"fiscal cliff" in the U.S.
A combination of tax hikes and government spending cuts will take effect Jan. 1 unless President Barack Obama and Congress can reach a compromise to avert it. Economists believe that would hurt growth in the world's largest economy.
Benchmark oil fell 50 cents to $85.57 per barrel.
Meanwhile, China's export growth picked up in October, which is another sign of improvement in its economy. That could help support demand for oil and other commodities.
But Japan's economy contracted in the latest quarter, which could indicate that it may be in a recession like many European countries.
Most traders, however, are focused on the U.S. budget issues. "That's going to start to really become the primary driver in the market in the next month," said Gene McGillian, an oil analyst at Tradition Energy.
At the pump, the national average price for gasoline fell less than a penny overnight to $3.437 per gallon, according to AAA, Wright Express and the Oil Price Information Service. That's nearly 37 cents less than a month ago and only about half a cent more than a year ago.

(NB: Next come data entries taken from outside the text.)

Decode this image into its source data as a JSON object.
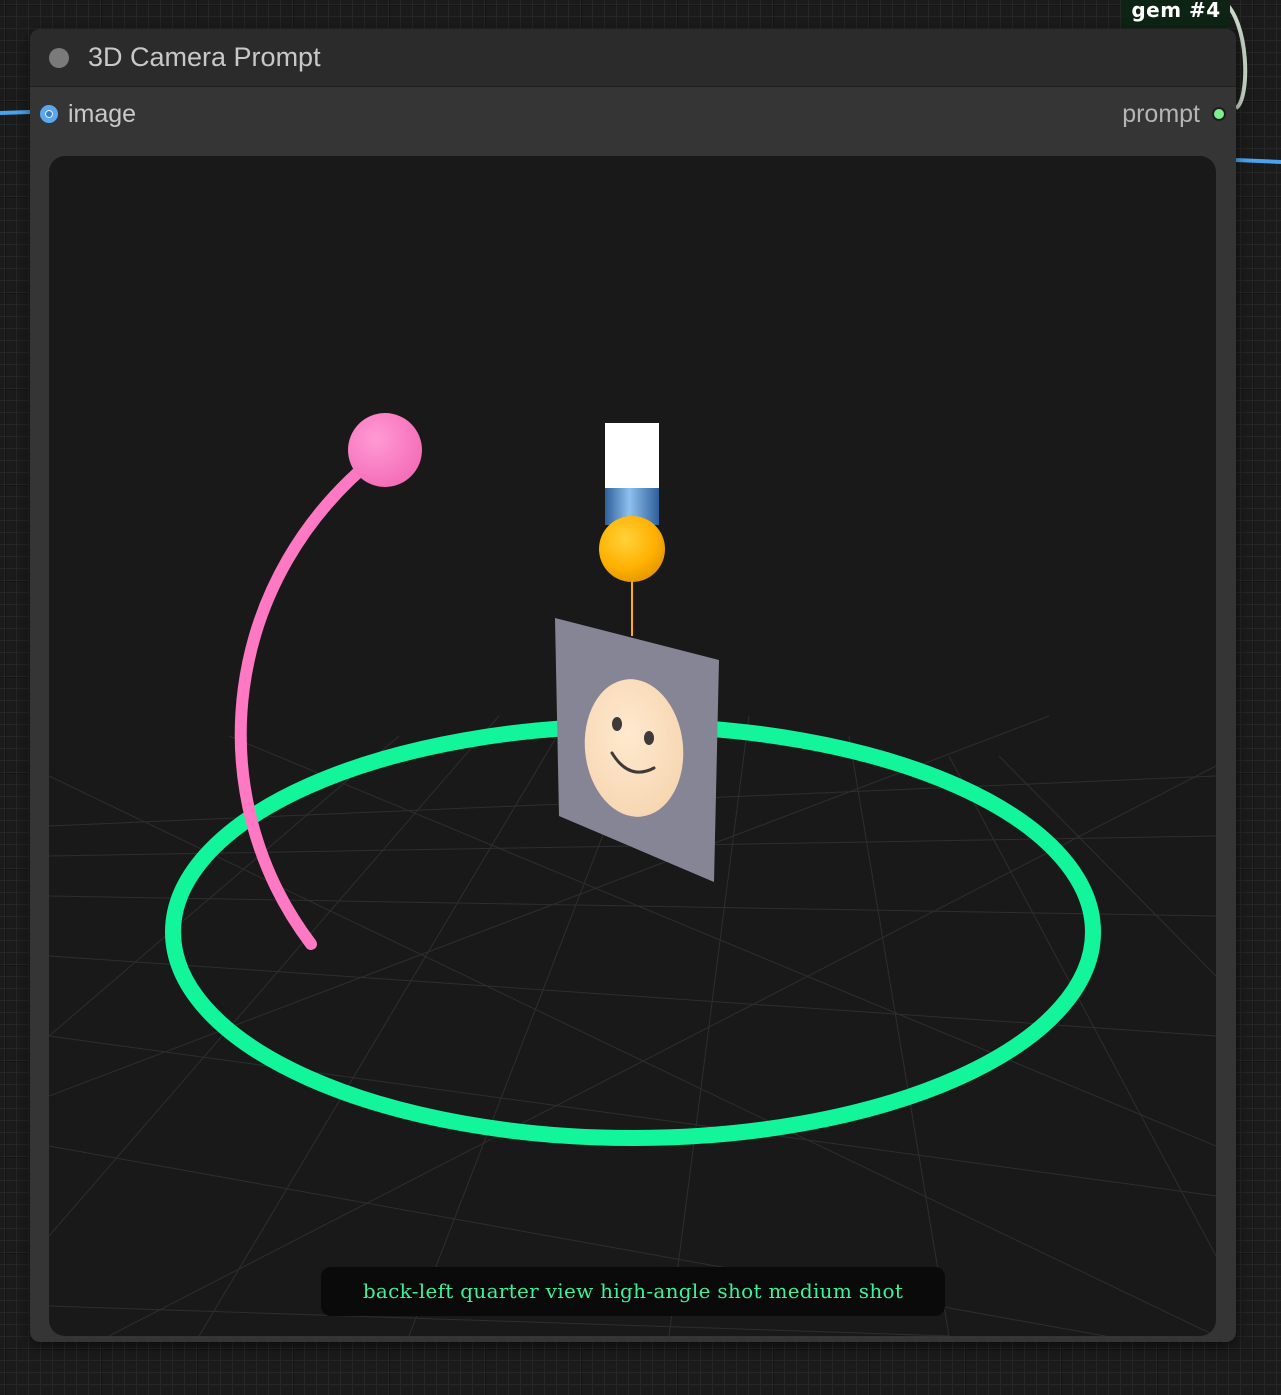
{
  "badge": {
    "label": "gem  #4"
  },
  "node": {
    "title": "3D Camera Prompt",
    "inputs": [
      {
        "label": "image",
        "color": "#5aa8ee"
      }
    ],
    "outputs": [
      {
        "label": "prompt",
        "color": "#7cf08c"
      }
    ]
  },
  "viewport": {
    "prompt_text": "back-left quarter view high-angle shot medium shot",
    "colors": {
      "azimuth_ring": "#12f59a",
      "elevation_arc": "#ff78c4",
      "camera_body": "#ffffff",
      "lens": "#4a86c6",
      "distance_handle": "#ffb800",
      "target_plane": "#868595",
      "face": "#fde1c2"
    },
    "icons": [
      "camera-icon",
      "smiley-face-icon"
    ]
  }
}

Brent crude, which is used to price international varieties of oil, dropped 33 cents to finish at $109.07 per barrel in London.
Among other energy futures on the New York Mercantile Exchange:

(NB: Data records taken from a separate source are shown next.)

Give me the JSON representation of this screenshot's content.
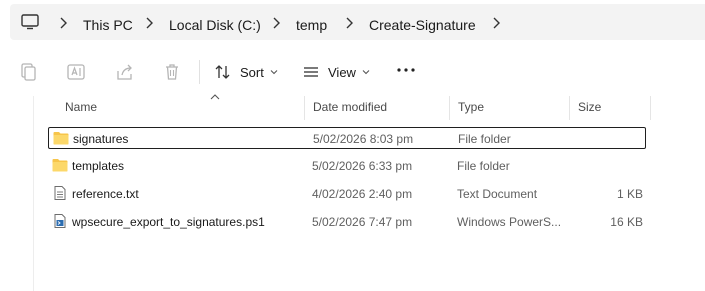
{
  "address": {
    "crumbs": [
      "This PC",
      "Local Disk (C:)",
      "temp",
      "Create-Signature"
    ]
  },
  "toolbar": {
    "sort_label": "Sort",
    "view_label": "View"
  },
  "columns": {
    "name": "Name",
    "date": "Date modified",
    "type": "Type",
    "size": "Size"
  },
  "files": [
    {
      "name": "signatures",
      "date": "5/02/2026 8:03 pm",
      "type": "File folder",
      "size": "",
      "icon": "folder-icon"
    },
    {
      "name": "templates",
      "date": "5/02/2026 6:33 pm",
      "type": "File folder",
      "size": "",
      "icon": "folder-icon"
    },
    {
      "name": "reference.txt",
      "date": "4/02/2026 2:40 pm",
      "type": "Text Document",
      "size": "1 KB",
      "icon": "text-file-icon"
    },
    {
      "name": "wpsecure_export_to_signatures.ps1",
      "date": "5/02/2026 7:47 pm",
      "type": "Windows PowerS...",
      "size": "16 KB",
      "icon": "powershell-file-icon"
    }
  ],
  "colors": {
    "folder": "#f7c54a",
    "accent": "#1f1f1f",
    "muted": "#5f5f5f"
  }
}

— Heating oil fell less than a penny to end at $2.999 per gallon.
— Gasoline futures dropped 2.29 cents to end at $2.676 per gallon.

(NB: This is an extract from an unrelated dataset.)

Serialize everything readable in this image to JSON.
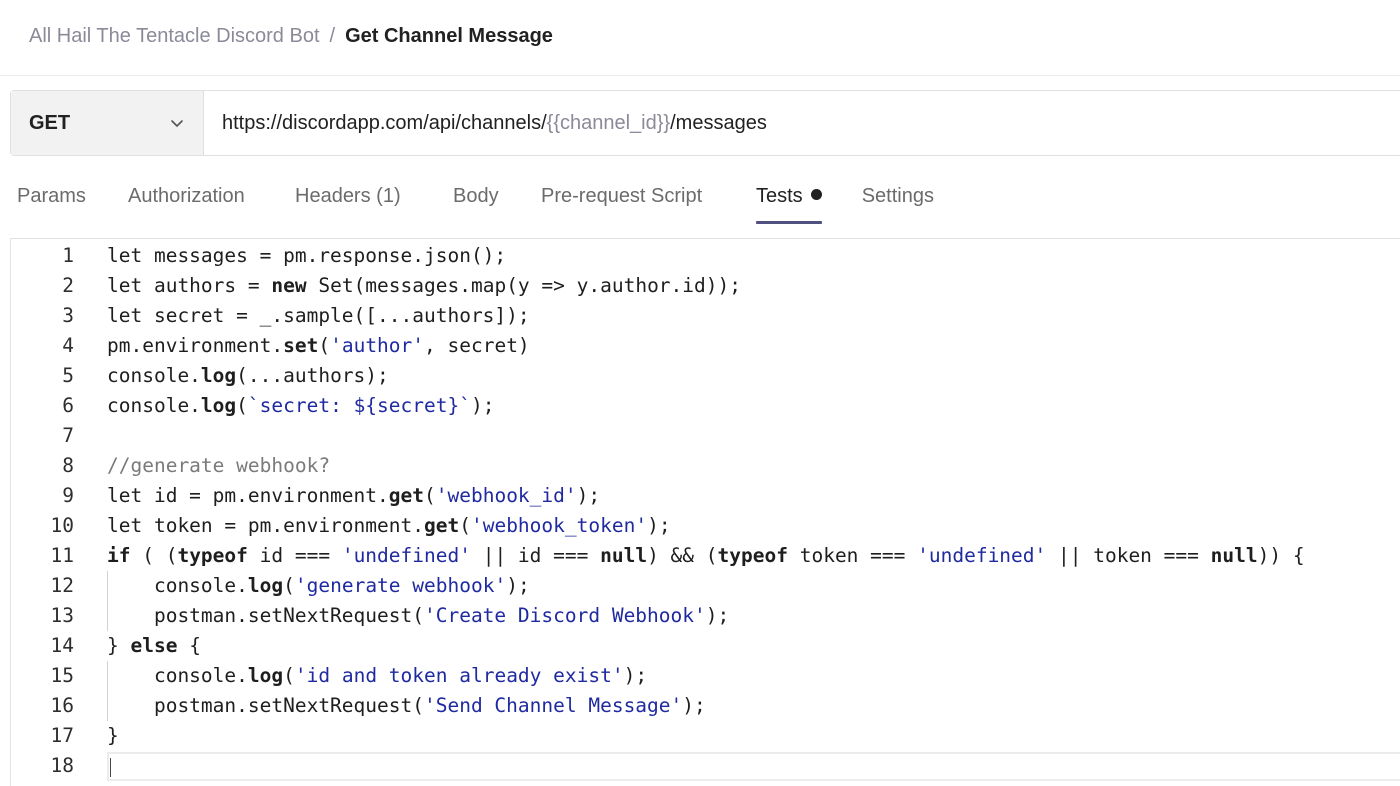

— Natural gas rose 6.7 cents to end at $3.57 per 1,000 cubic feet.